Grasshopper Simulation Model Output – Based on model output, grasshopper development is slightly ahead of long term averages with approximately 80% of the population in the adult stage. The following map presents model data for oviposition. Given the warm conditions across the southern prairies, it is not surprising that oviposition rates are predicted to be greatest in southern Alberta and in south-central Saskatchewan.
Grasshopper scouting steps can be reviewed in the previous Week 13 Post.
Wheat surveying – As wheat is harvested, monitoring can begin for two wheat pests including wheat midge and wheat stem sawfly. As soon as the combine passes through, in-field monitoring can commence with: ● Soil core sampling is used to assess the densities of wheat midge cocoons set to overwinter, PLUS ● The number of cut stems can be counted to determine the density of wheat stem sawfly.
By January, forecast and risk maps summarizing surveying efforts for the above pests will be available (e.g., check the Risk Map Page).

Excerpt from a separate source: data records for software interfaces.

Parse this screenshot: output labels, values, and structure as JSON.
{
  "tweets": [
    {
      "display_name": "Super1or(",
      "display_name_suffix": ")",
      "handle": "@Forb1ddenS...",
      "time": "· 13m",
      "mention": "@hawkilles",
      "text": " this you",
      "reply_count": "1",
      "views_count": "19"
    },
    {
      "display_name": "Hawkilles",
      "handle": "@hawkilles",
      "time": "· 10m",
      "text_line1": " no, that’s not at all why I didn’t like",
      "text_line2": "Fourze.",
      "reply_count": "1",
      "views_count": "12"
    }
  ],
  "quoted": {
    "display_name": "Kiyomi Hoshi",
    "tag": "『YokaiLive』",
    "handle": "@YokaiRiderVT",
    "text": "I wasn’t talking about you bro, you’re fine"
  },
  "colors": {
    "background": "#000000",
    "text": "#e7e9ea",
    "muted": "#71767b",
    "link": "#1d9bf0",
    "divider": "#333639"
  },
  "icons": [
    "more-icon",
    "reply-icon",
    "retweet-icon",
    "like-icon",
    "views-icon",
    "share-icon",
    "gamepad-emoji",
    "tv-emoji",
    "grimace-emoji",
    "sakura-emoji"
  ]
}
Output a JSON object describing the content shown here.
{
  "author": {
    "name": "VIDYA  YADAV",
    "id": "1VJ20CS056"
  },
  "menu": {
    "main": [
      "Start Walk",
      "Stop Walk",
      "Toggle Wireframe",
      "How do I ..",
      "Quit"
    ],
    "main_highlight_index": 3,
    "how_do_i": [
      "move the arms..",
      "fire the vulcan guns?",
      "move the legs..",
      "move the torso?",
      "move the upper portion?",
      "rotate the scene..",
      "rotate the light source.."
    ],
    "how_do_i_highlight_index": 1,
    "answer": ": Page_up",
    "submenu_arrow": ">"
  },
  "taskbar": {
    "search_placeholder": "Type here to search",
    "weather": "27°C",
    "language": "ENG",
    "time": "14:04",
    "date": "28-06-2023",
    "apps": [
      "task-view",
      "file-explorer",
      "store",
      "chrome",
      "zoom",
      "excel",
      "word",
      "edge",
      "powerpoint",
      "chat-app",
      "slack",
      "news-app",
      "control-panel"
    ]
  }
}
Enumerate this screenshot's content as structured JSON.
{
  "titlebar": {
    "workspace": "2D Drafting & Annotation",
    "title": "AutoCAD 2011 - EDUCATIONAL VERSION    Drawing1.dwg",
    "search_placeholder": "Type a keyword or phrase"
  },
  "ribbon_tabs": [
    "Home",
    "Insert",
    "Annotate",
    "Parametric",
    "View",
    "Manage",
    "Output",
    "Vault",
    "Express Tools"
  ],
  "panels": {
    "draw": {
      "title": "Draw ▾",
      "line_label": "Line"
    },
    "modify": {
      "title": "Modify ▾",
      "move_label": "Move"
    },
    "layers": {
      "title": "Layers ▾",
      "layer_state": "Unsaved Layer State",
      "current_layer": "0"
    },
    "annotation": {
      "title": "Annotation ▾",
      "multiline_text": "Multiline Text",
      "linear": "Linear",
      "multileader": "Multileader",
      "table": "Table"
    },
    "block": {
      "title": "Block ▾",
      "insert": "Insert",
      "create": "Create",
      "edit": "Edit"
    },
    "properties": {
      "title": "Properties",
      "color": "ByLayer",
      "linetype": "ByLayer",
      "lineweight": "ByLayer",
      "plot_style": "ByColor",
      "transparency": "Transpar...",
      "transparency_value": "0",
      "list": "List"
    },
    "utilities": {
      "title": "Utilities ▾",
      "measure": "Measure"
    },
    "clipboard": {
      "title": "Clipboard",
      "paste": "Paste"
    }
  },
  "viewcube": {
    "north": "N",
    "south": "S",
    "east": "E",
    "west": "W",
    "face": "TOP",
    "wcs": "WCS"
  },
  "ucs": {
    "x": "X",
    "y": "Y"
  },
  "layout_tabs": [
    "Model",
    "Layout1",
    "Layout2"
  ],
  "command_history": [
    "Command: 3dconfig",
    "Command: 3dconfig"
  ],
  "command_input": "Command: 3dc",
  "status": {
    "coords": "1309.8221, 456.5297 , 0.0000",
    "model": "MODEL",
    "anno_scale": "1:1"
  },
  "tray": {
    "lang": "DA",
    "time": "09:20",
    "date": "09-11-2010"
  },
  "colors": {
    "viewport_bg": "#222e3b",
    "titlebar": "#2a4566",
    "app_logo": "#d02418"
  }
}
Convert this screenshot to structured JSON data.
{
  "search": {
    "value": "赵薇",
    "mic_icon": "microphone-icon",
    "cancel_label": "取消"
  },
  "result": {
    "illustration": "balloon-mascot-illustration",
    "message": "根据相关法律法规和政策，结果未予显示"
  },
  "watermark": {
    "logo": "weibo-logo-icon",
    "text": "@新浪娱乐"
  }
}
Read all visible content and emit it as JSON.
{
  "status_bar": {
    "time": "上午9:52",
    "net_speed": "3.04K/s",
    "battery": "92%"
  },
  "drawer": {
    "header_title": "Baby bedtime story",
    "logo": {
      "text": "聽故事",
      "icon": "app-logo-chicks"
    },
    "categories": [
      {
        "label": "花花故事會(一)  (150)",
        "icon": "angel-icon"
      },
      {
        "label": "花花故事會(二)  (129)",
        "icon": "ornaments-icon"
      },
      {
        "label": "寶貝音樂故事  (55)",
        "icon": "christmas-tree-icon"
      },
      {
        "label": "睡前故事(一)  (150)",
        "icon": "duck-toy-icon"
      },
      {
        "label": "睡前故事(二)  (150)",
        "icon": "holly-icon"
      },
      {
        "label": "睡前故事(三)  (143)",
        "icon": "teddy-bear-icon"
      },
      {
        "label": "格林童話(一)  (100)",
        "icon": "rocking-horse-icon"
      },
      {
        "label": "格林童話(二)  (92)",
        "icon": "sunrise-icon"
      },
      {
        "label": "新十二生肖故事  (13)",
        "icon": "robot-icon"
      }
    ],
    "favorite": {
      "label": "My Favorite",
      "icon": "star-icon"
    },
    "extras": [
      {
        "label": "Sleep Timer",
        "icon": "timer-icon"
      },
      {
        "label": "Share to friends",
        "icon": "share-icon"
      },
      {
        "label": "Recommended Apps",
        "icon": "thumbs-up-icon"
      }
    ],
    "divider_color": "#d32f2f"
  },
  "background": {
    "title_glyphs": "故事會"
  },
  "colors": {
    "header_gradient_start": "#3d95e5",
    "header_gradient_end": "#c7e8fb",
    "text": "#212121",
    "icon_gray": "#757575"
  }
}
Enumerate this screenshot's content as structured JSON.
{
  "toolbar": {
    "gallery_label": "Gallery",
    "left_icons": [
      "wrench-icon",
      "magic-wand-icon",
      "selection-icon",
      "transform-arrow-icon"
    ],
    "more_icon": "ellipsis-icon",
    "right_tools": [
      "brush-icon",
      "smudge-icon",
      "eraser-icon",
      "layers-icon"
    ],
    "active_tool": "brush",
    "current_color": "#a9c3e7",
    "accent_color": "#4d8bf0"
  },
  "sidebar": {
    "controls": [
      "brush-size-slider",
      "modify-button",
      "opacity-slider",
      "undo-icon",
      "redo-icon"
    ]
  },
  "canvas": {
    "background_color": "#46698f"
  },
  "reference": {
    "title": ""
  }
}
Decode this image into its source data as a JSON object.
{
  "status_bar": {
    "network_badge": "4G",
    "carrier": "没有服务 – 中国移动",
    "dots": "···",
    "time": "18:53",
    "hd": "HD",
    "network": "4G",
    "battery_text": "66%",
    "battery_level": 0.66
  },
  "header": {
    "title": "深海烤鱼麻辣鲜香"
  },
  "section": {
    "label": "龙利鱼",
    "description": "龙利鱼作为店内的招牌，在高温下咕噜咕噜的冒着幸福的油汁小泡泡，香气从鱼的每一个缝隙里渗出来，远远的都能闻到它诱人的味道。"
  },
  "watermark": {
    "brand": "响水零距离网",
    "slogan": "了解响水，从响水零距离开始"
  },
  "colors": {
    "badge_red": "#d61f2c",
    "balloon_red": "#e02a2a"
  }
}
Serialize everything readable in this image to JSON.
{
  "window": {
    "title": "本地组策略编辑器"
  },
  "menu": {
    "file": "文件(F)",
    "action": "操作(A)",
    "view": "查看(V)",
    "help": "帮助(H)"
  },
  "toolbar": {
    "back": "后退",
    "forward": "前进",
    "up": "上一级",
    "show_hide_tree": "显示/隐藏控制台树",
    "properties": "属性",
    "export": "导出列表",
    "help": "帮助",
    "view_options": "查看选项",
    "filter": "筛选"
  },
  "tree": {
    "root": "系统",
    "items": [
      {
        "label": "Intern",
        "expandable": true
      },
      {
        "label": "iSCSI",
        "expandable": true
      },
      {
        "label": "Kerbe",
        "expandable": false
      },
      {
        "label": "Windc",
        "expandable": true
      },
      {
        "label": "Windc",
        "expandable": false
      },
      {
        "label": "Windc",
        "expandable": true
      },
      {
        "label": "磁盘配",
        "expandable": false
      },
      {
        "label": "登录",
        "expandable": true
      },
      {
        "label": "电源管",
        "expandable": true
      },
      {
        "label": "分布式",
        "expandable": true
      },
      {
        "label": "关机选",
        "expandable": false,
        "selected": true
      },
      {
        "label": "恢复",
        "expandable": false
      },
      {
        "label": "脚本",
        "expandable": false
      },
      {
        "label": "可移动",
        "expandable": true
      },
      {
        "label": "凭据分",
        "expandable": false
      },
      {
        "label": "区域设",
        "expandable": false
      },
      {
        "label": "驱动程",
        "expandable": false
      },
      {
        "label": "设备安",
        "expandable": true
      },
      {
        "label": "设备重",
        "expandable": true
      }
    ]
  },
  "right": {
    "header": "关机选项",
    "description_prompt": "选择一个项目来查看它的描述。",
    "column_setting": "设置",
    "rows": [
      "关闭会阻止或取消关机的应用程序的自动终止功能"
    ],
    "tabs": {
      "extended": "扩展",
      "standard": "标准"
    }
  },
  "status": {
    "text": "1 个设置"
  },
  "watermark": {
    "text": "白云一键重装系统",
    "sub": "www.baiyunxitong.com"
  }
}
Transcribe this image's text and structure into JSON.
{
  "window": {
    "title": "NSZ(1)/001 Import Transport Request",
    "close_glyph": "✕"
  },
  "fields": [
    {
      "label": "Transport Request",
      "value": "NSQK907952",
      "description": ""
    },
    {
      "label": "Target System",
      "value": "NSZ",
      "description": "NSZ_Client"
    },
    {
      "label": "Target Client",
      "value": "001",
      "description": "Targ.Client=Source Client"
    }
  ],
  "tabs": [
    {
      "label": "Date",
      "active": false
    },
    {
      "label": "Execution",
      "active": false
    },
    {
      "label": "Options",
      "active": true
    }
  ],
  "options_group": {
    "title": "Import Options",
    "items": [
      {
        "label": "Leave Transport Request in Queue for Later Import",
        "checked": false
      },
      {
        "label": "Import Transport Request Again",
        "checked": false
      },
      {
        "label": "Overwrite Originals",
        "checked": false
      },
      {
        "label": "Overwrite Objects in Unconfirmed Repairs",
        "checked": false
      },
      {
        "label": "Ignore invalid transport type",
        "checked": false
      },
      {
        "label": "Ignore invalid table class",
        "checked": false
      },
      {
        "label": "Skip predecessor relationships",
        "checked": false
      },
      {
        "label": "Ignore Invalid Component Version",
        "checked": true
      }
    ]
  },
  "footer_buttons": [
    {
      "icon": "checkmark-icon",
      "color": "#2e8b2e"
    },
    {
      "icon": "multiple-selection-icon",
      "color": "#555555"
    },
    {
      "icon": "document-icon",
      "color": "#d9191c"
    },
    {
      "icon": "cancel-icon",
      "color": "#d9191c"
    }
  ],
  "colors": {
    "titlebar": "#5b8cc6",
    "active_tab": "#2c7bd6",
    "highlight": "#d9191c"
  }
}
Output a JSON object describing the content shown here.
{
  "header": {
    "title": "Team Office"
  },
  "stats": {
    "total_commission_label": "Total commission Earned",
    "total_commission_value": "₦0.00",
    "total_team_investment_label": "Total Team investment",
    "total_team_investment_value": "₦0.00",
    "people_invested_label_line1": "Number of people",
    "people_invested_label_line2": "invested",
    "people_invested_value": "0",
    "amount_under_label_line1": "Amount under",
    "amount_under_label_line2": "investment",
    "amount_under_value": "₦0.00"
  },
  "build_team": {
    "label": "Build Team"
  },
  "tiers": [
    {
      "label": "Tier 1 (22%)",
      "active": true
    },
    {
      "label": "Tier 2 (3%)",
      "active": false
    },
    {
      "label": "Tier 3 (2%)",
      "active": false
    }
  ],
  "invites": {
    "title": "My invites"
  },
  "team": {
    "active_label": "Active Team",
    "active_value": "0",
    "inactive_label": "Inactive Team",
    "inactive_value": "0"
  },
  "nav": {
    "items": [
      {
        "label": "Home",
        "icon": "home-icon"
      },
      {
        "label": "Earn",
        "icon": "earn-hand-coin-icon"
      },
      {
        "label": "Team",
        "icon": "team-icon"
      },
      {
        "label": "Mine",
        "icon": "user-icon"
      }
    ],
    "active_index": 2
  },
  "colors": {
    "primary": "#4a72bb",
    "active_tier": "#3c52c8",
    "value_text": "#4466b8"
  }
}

Cattle dung provides moisture, nutrients, and shelter for numerous insect species and other arthropods. Ralf Jochmann’s video magnificently captures some of this diversity, using close-up photography and narration (https://www.youtube.com/watch?v=-l05EHZMmKE).
Adults of the dung beetle Chilothorax (Aphodius) distinctus are common in cattle dung, particularly in September and early October. Larvae develop in agricultural soils where they can occasionally cause crop damage when present in high densities. For more information on this occasional pest, click here.